> Your goal
Copy out every entry that follows, without a single picture.

(Items from a data source)
--

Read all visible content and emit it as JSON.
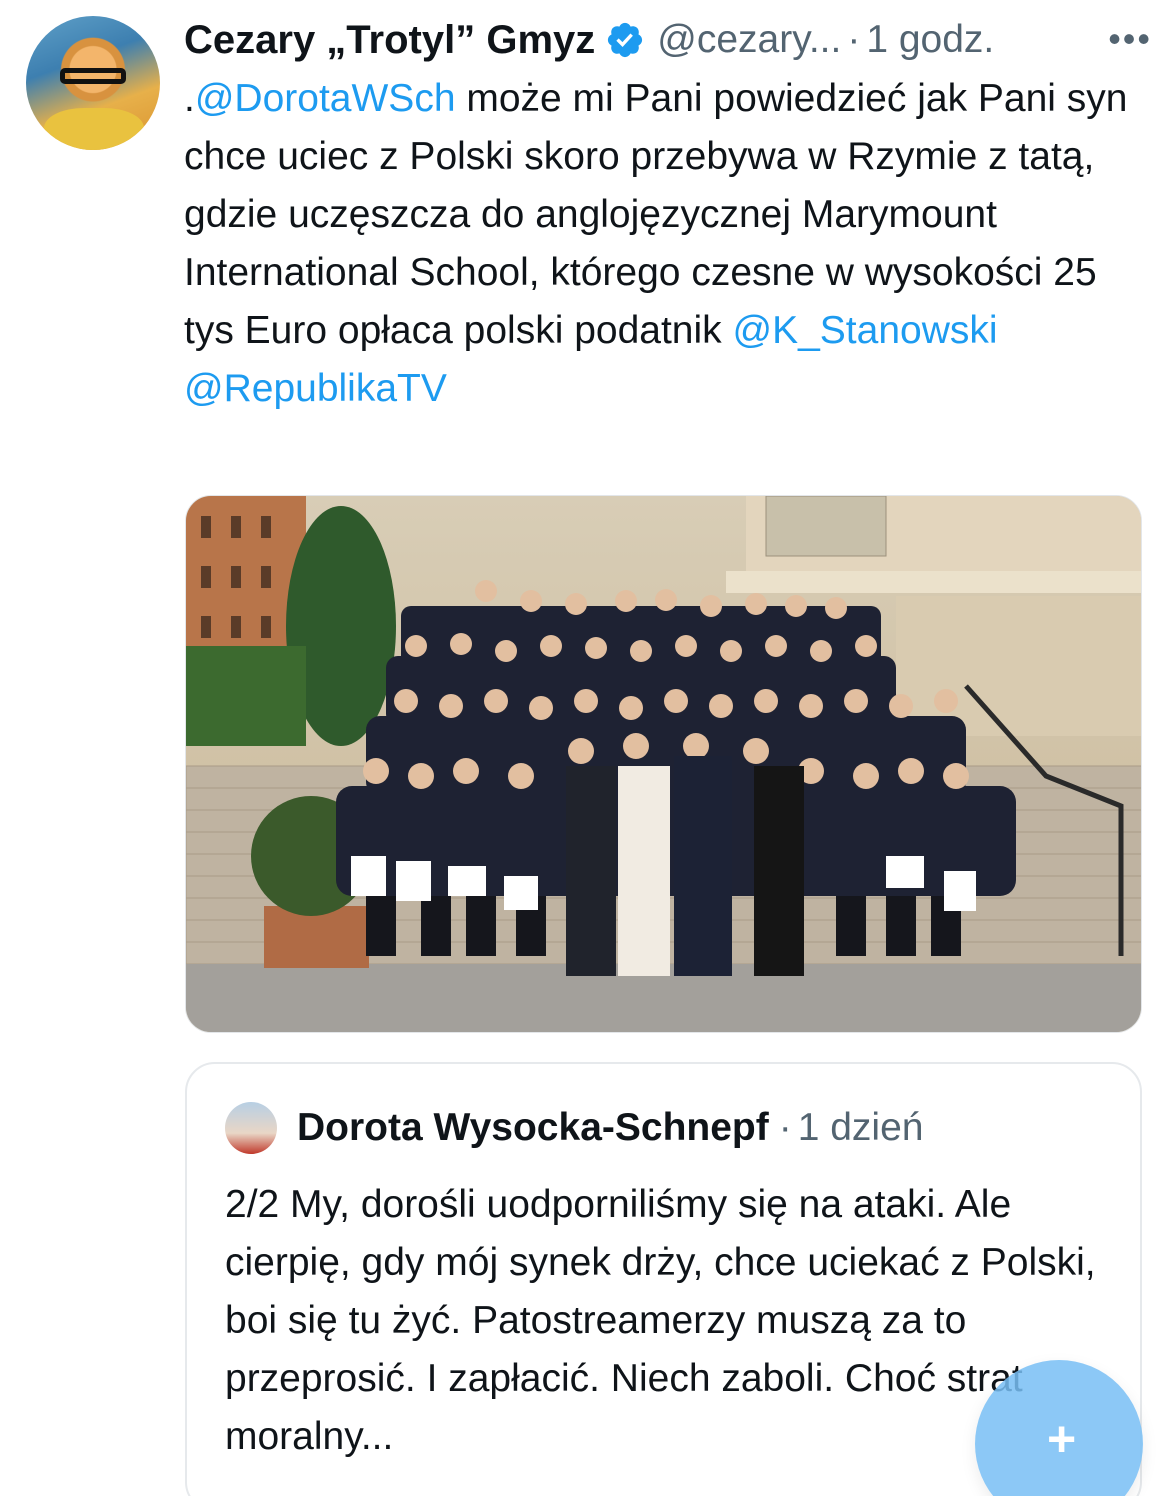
{
  "tweet": {
    "author": {
      "display_name": "Cezary „Trotyl” Gmyz",
      "handle": "@cezary...",
      "verified": true,
      "verified_color": "#1d9bf0"
    },
    "time_separator": "·",
    "time": "1 godz.",
    "more_icon": "more-horizontal-icon",
    "body": {
      "lead": ".",
      "mention1": "@DorotaWSch",
      "text": " może mi Pani powiedzieć jak Pani syn chce uciec z Polski skoro przebywa  w Rzymie z tatą, gdzie uczęszcza do anglojęzycznej Marymount International School, którego czesne w wysokości 25 tys Euro opłaca polski podatnik ",
      "mention2": "@K_Stanowski",
      "mention3": "@RepublikaTV"
    },
    "media": {
      "kind": "photo",
      "icon": "group-photo"
    }
  },
  "quote": {
    "display_name": "Dorota Wysocka-Schnepf",
    "time_separator": "·",
    "time": "1 dzień",
    "text": "2/2 My, dorośli uodporniliśmy się na ataki. Ale cierpię, gdy mój synek drży, chce uciekać z Polski, boi się tu żyć. Patostreamerzy muszą za to przeprosić. I zapłacić. Niech zaboli. Choć strat moralny..."
  },
  "compose_button": {
    "icon": "compose-plus-icon",
    "symbol": "+",
    "color": "#1d9bf0"
  },
  "colors": {
    "text": "#0f1419",
    "secondary": "#536471",
    "link": "#1d9bf0",
    "border": "#e6e9ec"
  }
}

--

> Exercise solution
Read all visible content and emit it as JSON.
{
  "tweet": {
    "author": {
      "display_name": "Cezary „Trotyl” Gmyz",
      "handle": "@cezary...",
      "verified": true,
      "verified_color": "#1d9bf0"
    },
    "time_separator": "·",
    "time": "1 godz.",
    "more_icon": "more-horizontal-icon",
    "body": {
      "lead": ".",
      "mention1": "@DorotaWSch",
      "text": " może mi Pani powiedzieć jak Pani syn chce uciec z Polski skoro przebywa  w Rzymie z tatą, gdzie uczęszcza do anglojęzycznej Marymount International School, którego czesne w wysokości 25 tys Euro opłaca polski podatnik ",
      "mention2": "@K_Stanowski",
      "mention3": "@RepublikaTV"
    },
    "media": {
      "kind": "photo",
      "icon": "group-photo"
    }
  },
  "quote": {
    "display_name": "Dorota Wysocka-Schnepf",
    "time_separator": "·",
    "time": "1 dzień",
    "text": "2/2 My, dorośli uodporniliśmy się na ataki. Ale cierpię, gdy mój synek drży, chce uciekać z Polski, boi się tu żyć. Patostreamerzy muszą za to przeprosić. I zapłacić. Niech zaboli. Choć strat moralny..."
  },
  "compose_button": {
    "icon": "compose-plus-icon",
    "symbol": "+",
    "color": "#1d9bf0"
  },
  "colors": {
    "text": "#0f1419",
    "secondary": "#536471",
    "link": "#1d9bf0",
    "border": "#e6e9ec"
  }
}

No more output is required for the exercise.